• _Exercise objective_
Please work out how many lines in the entries below include the string "author", and reply with the number alone.

# # #

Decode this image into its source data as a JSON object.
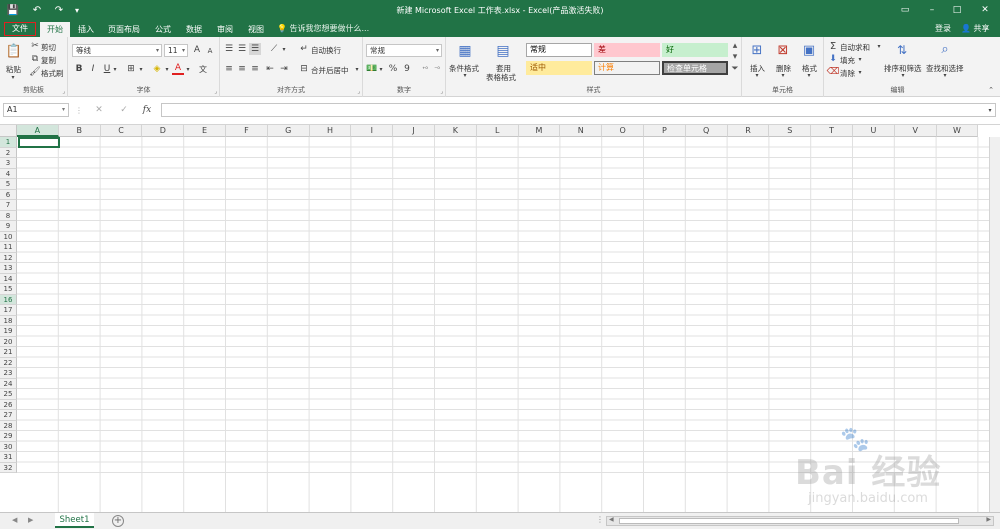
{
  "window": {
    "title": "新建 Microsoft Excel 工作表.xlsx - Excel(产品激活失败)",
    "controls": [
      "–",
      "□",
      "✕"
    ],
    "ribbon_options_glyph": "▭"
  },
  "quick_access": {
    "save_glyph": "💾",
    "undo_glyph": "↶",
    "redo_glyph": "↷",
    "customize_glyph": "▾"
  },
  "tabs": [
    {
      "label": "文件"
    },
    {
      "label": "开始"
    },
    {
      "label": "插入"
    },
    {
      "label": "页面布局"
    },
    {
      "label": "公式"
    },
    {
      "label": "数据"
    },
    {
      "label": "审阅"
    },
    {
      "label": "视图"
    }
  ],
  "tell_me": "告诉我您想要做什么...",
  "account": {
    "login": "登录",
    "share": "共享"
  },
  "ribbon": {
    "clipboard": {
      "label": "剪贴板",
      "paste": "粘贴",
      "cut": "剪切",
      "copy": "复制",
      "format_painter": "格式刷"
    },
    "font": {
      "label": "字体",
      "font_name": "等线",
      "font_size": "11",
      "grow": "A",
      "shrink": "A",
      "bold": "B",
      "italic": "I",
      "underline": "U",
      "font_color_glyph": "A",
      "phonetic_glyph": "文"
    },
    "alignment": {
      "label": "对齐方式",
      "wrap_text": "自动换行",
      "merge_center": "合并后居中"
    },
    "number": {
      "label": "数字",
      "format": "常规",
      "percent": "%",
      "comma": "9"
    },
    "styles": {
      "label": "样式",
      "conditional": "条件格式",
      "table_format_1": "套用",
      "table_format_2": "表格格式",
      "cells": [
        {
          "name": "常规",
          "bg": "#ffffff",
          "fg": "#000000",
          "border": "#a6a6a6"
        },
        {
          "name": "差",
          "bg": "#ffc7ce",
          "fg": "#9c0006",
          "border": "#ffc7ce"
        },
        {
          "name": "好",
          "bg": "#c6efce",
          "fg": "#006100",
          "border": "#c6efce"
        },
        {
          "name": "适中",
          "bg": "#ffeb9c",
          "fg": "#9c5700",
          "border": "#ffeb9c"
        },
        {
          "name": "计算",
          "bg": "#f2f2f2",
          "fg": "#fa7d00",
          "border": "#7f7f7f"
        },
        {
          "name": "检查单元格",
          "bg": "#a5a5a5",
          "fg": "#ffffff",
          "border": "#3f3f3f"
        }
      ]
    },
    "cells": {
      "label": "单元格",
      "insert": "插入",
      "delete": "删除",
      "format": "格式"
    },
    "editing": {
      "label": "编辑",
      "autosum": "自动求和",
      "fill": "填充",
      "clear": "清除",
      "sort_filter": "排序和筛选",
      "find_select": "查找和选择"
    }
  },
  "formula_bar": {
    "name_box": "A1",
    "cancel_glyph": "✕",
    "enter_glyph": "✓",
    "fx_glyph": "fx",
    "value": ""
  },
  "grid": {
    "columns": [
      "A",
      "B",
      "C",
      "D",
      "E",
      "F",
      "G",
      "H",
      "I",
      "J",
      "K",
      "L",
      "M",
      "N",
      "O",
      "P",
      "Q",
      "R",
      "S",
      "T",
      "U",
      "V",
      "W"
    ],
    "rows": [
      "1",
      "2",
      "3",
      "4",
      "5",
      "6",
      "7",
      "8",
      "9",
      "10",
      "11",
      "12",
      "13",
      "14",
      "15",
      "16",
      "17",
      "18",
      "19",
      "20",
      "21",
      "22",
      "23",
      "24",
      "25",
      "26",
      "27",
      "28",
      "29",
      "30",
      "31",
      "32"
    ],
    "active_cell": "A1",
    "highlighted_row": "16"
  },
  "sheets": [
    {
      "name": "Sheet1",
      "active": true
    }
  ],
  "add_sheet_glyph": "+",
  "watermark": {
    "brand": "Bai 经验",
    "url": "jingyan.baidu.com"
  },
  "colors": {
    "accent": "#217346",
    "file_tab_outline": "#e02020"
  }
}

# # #

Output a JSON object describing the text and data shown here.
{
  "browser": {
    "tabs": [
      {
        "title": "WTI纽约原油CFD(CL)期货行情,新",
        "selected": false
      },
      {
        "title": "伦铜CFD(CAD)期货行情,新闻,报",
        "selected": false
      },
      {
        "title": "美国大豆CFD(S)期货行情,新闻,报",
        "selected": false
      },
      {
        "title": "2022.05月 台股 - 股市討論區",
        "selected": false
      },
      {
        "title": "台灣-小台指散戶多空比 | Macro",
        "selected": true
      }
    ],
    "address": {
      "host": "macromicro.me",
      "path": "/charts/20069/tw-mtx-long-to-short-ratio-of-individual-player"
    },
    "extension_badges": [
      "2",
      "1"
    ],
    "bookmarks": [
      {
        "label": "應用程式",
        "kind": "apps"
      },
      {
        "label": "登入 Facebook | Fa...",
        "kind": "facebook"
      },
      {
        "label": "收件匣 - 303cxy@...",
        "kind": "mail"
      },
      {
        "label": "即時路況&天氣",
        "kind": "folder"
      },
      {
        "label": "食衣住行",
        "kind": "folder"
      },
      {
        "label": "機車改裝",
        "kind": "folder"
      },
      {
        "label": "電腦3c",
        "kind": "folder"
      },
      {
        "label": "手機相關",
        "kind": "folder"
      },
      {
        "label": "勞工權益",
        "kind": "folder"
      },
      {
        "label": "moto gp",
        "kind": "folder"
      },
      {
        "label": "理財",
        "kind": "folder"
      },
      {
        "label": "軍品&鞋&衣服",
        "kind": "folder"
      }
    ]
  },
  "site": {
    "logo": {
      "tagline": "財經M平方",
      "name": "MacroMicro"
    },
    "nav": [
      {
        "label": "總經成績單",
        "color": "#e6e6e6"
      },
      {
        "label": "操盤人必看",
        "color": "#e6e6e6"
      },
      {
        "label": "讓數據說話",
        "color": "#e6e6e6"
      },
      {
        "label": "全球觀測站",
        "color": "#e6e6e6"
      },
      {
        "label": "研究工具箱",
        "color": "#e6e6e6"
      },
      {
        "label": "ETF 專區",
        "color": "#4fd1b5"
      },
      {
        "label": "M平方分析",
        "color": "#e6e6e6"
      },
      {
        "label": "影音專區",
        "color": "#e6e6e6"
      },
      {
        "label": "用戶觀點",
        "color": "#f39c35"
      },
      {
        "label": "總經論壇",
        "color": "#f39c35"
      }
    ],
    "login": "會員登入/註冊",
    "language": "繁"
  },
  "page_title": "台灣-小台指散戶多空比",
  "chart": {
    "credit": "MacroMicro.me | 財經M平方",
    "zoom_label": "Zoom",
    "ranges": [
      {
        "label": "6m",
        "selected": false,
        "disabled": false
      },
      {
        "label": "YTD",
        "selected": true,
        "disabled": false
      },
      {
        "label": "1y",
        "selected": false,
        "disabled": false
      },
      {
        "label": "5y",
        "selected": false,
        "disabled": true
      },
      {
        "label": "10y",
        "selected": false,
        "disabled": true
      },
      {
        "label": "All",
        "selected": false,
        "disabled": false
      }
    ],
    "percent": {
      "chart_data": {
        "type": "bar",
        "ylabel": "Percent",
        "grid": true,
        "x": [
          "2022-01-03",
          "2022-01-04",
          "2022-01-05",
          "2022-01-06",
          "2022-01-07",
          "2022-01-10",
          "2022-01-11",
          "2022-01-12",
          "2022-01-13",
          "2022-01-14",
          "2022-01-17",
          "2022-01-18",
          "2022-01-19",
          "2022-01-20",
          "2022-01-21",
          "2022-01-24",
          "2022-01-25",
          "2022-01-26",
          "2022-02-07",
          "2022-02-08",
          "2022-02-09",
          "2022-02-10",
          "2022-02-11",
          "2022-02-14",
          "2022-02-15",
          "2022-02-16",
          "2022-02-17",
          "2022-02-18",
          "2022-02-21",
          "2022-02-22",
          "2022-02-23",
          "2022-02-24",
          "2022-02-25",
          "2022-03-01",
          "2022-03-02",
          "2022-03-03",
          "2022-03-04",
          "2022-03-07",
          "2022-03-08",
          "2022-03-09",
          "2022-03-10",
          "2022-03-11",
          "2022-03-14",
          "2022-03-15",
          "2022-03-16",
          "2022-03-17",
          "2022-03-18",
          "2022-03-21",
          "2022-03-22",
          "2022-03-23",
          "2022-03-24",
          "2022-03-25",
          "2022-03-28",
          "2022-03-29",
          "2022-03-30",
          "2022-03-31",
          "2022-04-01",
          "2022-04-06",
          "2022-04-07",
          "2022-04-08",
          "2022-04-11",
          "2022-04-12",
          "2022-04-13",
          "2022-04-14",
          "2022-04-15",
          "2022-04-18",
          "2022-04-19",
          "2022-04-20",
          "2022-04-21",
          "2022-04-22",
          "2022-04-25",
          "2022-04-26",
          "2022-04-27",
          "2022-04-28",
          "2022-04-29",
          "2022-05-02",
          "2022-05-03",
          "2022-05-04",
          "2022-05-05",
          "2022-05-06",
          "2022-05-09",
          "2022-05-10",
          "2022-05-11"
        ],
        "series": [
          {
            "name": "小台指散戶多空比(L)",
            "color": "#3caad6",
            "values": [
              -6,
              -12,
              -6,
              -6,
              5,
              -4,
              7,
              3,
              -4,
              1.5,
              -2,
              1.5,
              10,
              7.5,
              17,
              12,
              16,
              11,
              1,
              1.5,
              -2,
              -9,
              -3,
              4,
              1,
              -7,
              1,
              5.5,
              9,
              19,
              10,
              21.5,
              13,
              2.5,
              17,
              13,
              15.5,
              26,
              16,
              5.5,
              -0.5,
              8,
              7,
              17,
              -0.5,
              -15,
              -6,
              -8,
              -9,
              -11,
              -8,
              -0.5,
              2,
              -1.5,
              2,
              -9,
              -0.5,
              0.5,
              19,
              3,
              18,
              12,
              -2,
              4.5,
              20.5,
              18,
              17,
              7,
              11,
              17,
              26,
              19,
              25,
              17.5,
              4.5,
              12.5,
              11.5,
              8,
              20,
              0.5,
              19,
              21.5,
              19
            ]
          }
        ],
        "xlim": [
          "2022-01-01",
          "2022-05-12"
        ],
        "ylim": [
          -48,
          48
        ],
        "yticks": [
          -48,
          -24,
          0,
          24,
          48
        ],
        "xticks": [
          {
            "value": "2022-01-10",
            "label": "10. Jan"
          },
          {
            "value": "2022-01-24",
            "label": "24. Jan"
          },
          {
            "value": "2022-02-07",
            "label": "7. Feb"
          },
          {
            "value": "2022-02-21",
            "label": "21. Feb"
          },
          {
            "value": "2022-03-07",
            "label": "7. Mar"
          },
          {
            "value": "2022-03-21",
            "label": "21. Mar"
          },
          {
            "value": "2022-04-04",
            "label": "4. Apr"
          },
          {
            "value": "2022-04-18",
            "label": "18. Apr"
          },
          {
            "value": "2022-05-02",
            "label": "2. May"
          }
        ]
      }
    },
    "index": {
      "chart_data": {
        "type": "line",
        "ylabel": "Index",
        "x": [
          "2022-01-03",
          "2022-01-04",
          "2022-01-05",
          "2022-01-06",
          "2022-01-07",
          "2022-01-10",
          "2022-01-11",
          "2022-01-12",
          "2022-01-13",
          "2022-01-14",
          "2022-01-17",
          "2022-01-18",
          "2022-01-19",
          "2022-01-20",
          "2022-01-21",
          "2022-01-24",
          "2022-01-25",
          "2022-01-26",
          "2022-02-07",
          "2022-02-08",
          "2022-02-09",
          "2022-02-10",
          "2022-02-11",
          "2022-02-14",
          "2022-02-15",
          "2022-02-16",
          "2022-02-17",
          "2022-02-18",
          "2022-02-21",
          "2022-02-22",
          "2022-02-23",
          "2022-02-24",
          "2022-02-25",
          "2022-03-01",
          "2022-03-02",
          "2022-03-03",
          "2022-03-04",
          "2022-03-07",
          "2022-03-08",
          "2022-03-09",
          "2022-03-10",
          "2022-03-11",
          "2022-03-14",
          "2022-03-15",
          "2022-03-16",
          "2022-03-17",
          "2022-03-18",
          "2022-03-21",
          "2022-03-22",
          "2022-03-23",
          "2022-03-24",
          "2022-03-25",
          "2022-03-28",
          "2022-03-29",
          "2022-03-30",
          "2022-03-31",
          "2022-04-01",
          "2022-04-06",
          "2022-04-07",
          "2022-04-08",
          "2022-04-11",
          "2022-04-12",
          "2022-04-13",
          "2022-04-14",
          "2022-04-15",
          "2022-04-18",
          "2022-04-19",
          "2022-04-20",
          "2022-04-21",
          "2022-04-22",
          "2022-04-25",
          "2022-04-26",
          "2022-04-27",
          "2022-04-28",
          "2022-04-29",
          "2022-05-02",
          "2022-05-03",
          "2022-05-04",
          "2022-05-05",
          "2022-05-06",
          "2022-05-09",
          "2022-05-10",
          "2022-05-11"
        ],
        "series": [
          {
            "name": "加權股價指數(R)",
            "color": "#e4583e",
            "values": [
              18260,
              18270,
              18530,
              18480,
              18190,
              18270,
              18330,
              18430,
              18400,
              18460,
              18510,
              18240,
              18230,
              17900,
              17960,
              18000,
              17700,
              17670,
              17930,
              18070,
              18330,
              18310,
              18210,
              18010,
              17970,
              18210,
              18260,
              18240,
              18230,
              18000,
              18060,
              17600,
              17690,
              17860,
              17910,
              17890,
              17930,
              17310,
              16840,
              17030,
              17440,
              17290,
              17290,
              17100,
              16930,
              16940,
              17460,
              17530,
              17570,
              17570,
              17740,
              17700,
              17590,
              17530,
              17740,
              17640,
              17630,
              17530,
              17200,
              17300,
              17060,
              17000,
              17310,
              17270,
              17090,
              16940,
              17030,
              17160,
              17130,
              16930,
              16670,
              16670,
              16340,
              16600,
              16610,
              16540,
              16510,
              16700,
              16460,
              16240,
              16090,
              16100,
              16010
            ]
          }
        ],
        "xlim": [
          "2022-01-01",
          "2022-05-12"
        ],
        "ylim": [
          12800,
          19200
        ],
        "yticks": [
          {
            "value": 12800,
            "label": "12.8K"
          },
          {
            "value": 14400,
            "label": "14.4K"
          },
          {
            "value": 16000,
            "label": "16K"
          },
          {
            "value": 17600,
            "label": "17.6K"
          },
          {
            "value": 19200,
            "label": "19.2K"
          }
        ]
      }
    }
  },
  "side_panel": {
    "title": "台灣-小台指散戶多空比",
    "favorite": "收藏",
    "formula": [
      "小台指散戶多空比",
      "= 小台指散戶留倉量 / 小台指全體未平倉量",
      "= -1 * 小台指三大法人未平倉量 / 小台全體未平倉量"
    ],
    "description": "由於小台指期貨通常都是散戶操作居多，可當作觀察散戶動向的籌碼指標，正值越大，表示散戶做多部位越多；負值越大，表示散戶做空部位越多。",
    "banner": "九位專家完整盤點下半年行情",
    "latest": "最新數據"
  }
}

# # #

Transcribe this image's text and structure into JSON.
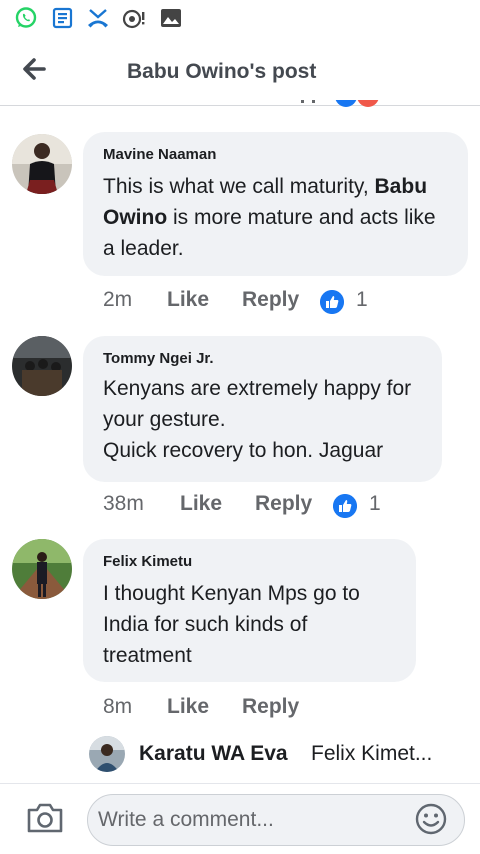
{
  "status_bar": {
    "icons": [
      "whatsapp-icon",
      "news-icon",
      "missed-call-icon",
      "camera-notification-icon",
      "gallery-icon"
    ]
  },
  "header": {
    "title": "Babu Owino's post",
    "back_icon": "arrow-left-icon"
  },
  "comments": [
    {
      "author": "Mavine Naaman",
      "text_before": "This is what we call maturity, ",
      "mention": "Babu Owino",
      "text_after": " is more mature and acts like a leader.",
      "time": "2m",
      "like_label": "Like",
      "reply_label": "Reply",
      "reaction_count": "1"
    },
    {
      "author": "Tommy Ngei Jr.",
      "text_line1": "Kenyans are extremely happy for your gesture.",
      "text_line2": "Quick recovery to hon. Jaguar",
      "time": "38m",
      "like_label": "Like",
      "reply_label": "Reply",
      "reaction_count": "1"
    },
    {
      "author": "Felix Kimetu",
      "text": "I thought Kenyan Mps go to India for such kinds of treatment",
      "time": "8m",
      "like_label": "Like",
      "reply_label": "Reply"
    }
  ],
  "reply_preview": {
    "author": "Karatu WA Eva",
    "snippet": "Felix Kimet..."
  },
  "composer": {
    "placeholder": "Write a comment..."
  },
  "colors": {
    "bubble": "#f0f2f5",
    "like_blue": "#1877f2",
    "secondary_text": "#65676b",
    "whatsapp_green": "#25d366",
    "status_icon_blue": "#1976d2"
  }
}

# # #

• _Result for this exercise_
4